When my memoir, Bald in the Land of Big Hair, was originally published by Harper Collins in 2001, I never imagined that this funny little book by a nobody novelist would take on a quietly powerful life of its own. Over the years, BLBH has been condensed by Reader's Digest, excerpted in Good Housekeeping, translated and published around the world. In 2011, with the paperback still in print from HC, I independently released the 10th anniversary ebook edition with a forward from the wonderful Elizabeth Berg and an update on me and my family.
Now the hilarious and heart-wrenching one-woman show adaptation by actress Lisa Hamilton is headed for an off-Broadway debut. And she needs your help. Not a lot of help. Just a little. As she says in her Kickstarter video below, "I want your beer money." With just 3 days left in her Kickstarter campaign, $20 each from fewer than 100 people would get her to her goal.
Lisa Hamilton's script remains impeccably true to my original text. Impressed by her passion and in awe of her talent, I gave her permission to run with it. I've never asked for or received a dime from the production of this show. I'll receive no portion of donated funds and no royalties for the New York workshop production.
This book was never about money for me; it was about message.
That's why I released the ebook independently: I wanted to keep the price low, making it accessible to as many readers as possible. And that's why I'm pricing the 10th Anniversary Ebook Edition of Bald in the Land of Big Hair at $.99 on Kindle this weekend only: to draw attention to the final weekend of Lisa's Kickstarter campaign and thank everyone who's supported her by chipping in and spreading the word on Facebook, Twitter and beyond.
Seeing Lisa's show for the first time was one of three mind-blowing moments when I realized this book is no longer about me.
About five years ago, I received a long, heart-wrenching email from a Wall Street executive whose daughter, like me, was diagnosed with lymphoma as a young mom. He told me she'd read Bald in the Land of Big Hair and copied bits and quotes from it on Post-It notes that peppered her bathroom mirror, bulletin boards and refrigerator.
"She wanted to talk to me about what she was going through," he said, "but I wanted to keep up that damn stupid positive attitude."
Frustrated, she'd told him, "If you ever want to know, read this book."

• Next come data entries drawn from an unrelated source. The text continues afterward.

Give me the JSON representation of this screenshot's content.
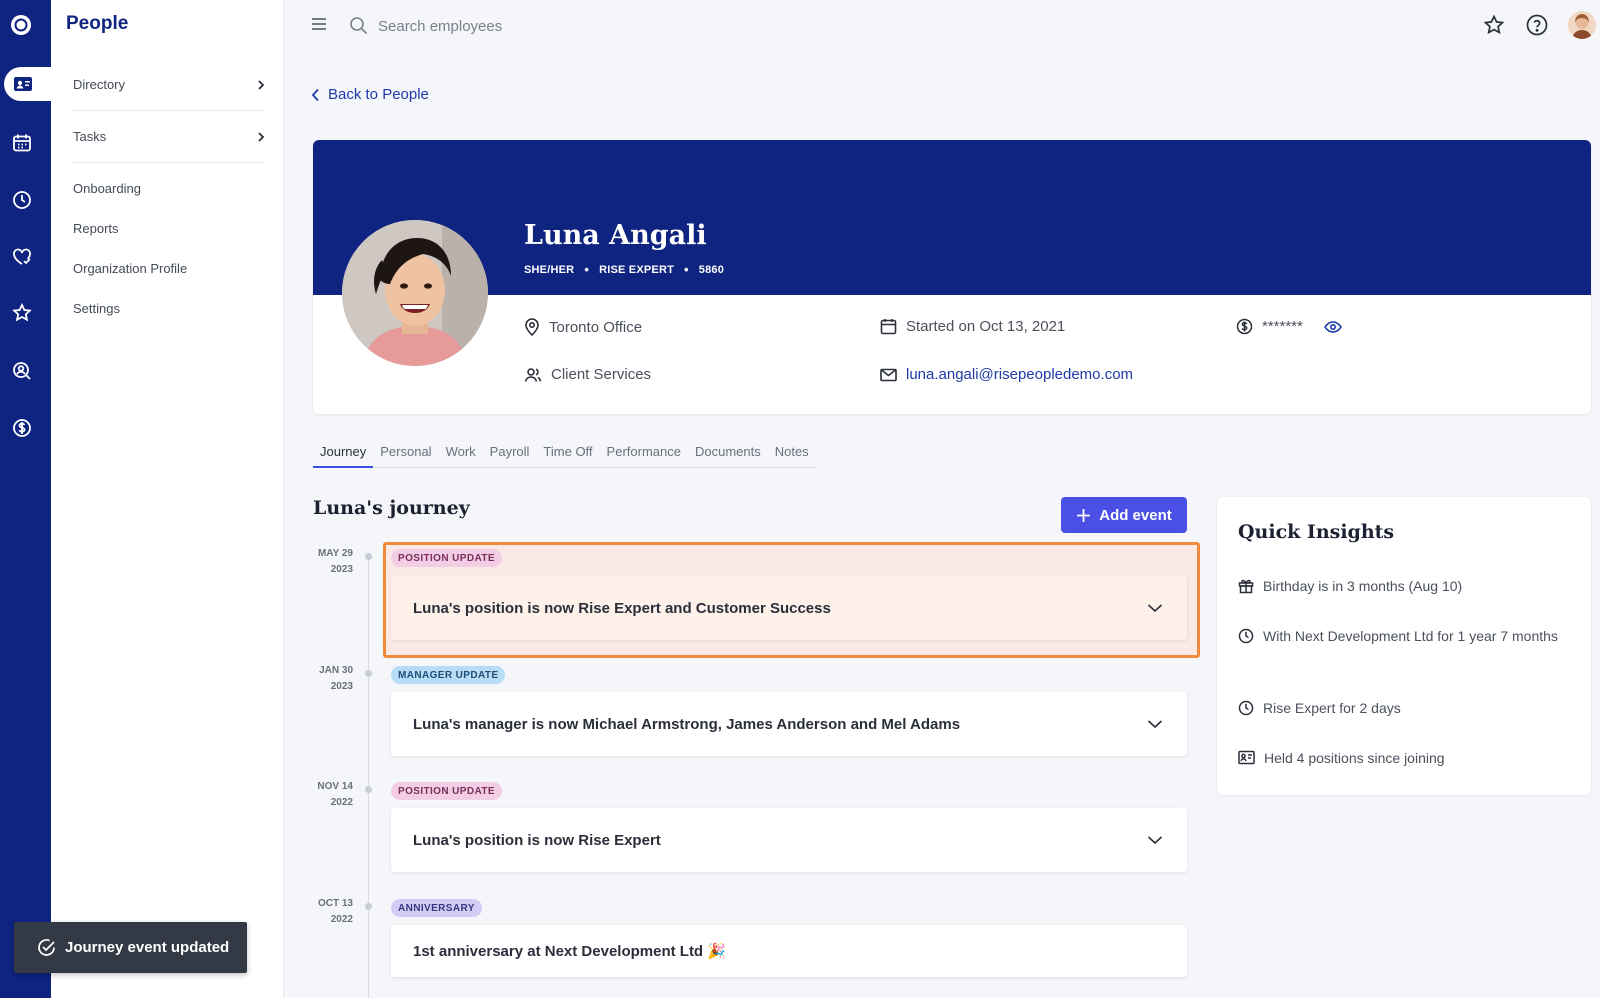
{
  "app": {
    "section_title": "People"
  },
  "colors": {
    "brand_navy": "#0f2380",
    "accent": "#4a4fe6",
    "highlight": "#f08a3c"
  },
  "rail": {
    "icons": [
      "logo-icon",
      "directory-card-icon",
      "calendar-icon",
      "clock-icon",
      "heart-hands-icon",
      "star-icon",
      "person-search-icon",
      "dollar-icon"
    ]
  },
  "sidebar": {
    "items": [
      {
        "label": "Directory"
      },
      {
        "label": "Tasks"
      },
      {
        "label": "Onboarding"
      },
      {
        "label": "Reports"
      },
      {
        "label": "Organization Profile"
      },
      {
        "label": "Settings"
      }
    ]
  },
  "topbar": {
    "search_placeholder": "Search employees"
  },
  "back_label": "Back to People",
  "profile": {
    "name": "Luna Angali",
    "pronouns": "SHE/HER",
    "title": "RISE EXPERT",
    "employee_id": "5860",
    "separator": "•",
    "location": "Toronto Office",
    "department": "Client Services",
    "start": "Started on Oct 13, 2021",
    "email": "luna.angali@risepeopledemo.com",
    "salary_masked": "*******"
  },
  "tabs": [
    {
      "label": "Journey"
    },
    {
      "label": "Personal"
    },
    {
      "label": "Work"
    },
    {
      "label": "Payroll"
    },
    {
      "label": "Time Off"
    },
    {
      "label": "Performance"
    },
    {
      "label": "Documents"
    },
    {
      "label": "Notes"
    }
  ],
  "journey": {
    "title": "Luna's journey",
    "add_label": "Add event",
    "events": [
      {
        "month_day": "MAY 29",
        "year": "2023",
        "tag": "POSITION UPDATE",
        "text": "Luna's position is now Rise Expert and Customer Success"
      },
      {
        "month_day": "JAN 30",
        "year": "2023",
        "tag": "MANAGER UPDATE",
        "text": "Luna's manager is now Michael Armstrong, James Anderson and Mel Adams"
      },
      {
        "month_day": "NOV 14",
        "year": "2022",
        "tag": "POSITION UPDATE",
        "text": "Luna's position is now Rise Expert"
      },
      {
        "month_day": "OCT 13",
        "year": "2022",
        "tag": "ANNIVERSARY",
        "text": "1st anniversary at Next Development Ltd 🎉"
      }
    ]
  },
  "insights": {
    "title": "Quick Insights",
    "items": [
      {
        "text": "Birthday is in 3 months (Aug 10)"
      },
      {
        "text": "With Next Development Ltd for 1 year 7 months"
      },
      {
        "text": "Rise Expert for 2 days"
      },
      {
        "text": "Held 4 positions since joining"
      }
    ]
  },
  "toast": {
    "message": "Journey event updated"
  }
}
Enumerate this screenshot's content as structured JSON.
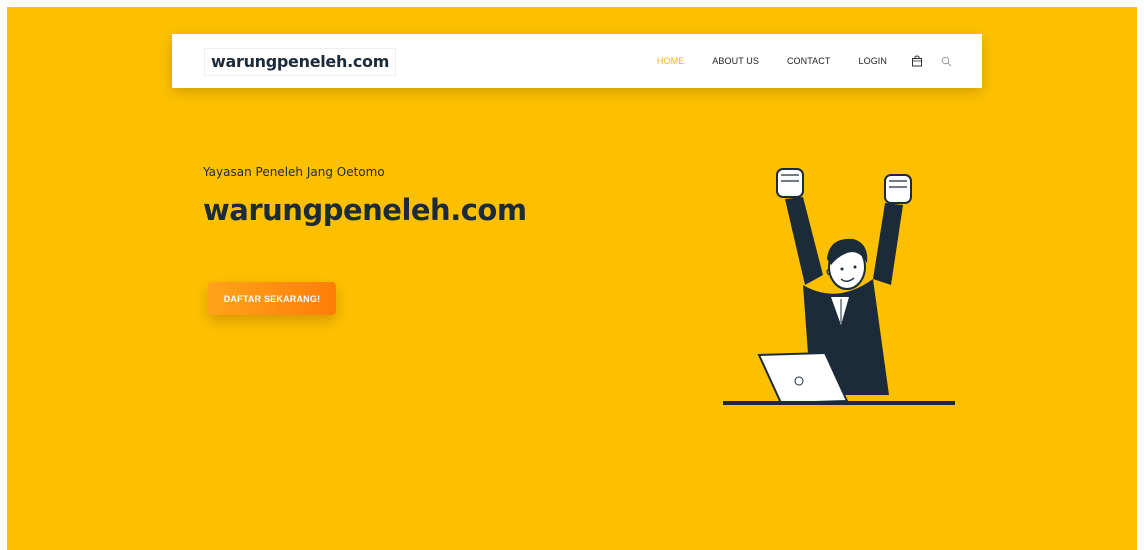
{
  "nav": {
    "logo": "warungpeneleh.com",
    "items": [
      {
        "label": "HOME",
        "active": true
      },
      {
        "label": "ABOUT US",
        "active": false
      },
      {
        "label": "CONTACT",
        "active": false
      },
      {
        "label": "LOGIN",
        "active": false
      }
    ],
    "icons": [
      "shopping-bag-icon",
      "search-icon"
    ]
  },
  "hero": {
    "kicker": "Yayasan Peneleh Jang Oetomo",
    "title": "warungpeneleh.com",
    "cta_label": "DAFTAR SEKARANG!"
  },
  "colors": {
    "background": "#fdc000",
    "accent": "#f7b21f",
    "button_start": "#ffa31a",
    "button_end": "#ff7d09",
    "dark_navy": "#1c2b3a"
  }
}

She always took it with her when she checked into the hospital, so she had it with her that week, but she suddenly lost ground and slipped into unconsciousness. Her father took the book from her bag, pulled his chair close to her bed and read through the long last night of his daughter's life. Now it was morning. "They say it'll be another hour or two," he told me.
He said he felt compelled to email me because he'd missed his opportunity to talk to her, but now he felt as though he'd laughed and cried with her, that he'd shared in her journey, and that on some level, she knew it, because she knew he would eventually read the book. "Thank you," he said, "for giving me a way to reach her."
A few years later, I spoke at a large survivorship event and was signing books afterward. As I did my best to hug and listen to each person in the long line, a woman came forward with a hardcover first edition copy of BLBH, and opening to the title page, I saw that I had signed it ten years earlier: "To my sister in survivorship. Shalom and Joy, Joni Rodgers."
The binding was broken, the dust jacket tattered and coffee-stained, and leafing through the worn pages I could see that the well-worn book had been passed from that original reader to a sister, to a friend, to a daughter, to a book club mate, to a neighbor, to a chemo buddy, to one woman after another, and each of them had added notes and highlights in a host of different handwriting, pens and pencils. The book had become a conversation, two dozen voices chiming in love and support, sharing hopes and fears, giving in to the laughter and tears.
I'd launched this little paper sailboat a decade earlier. Readers were the wind and water that carried it literally around the world and back to me, and though it was a profound privilege to have in my hands again for that brief moment, I had to send it on its way. It didn't belong to me.
Seeing Lisa Hamilton's adaptation of BLBH, witnessing what it meant to that audience, I was stricken again with the realization that this isn't the story of me; it's the story of every person's inevitable crucible moment in life. Lisa's show takes it to that level, using my words to create an entirely new work of art, and everyone who sees it, each in his or her own way, will make it their own.
I hope you'll take a moment to watch this short video about the NYC workshop production and pony up that beer money, sending the story on its way.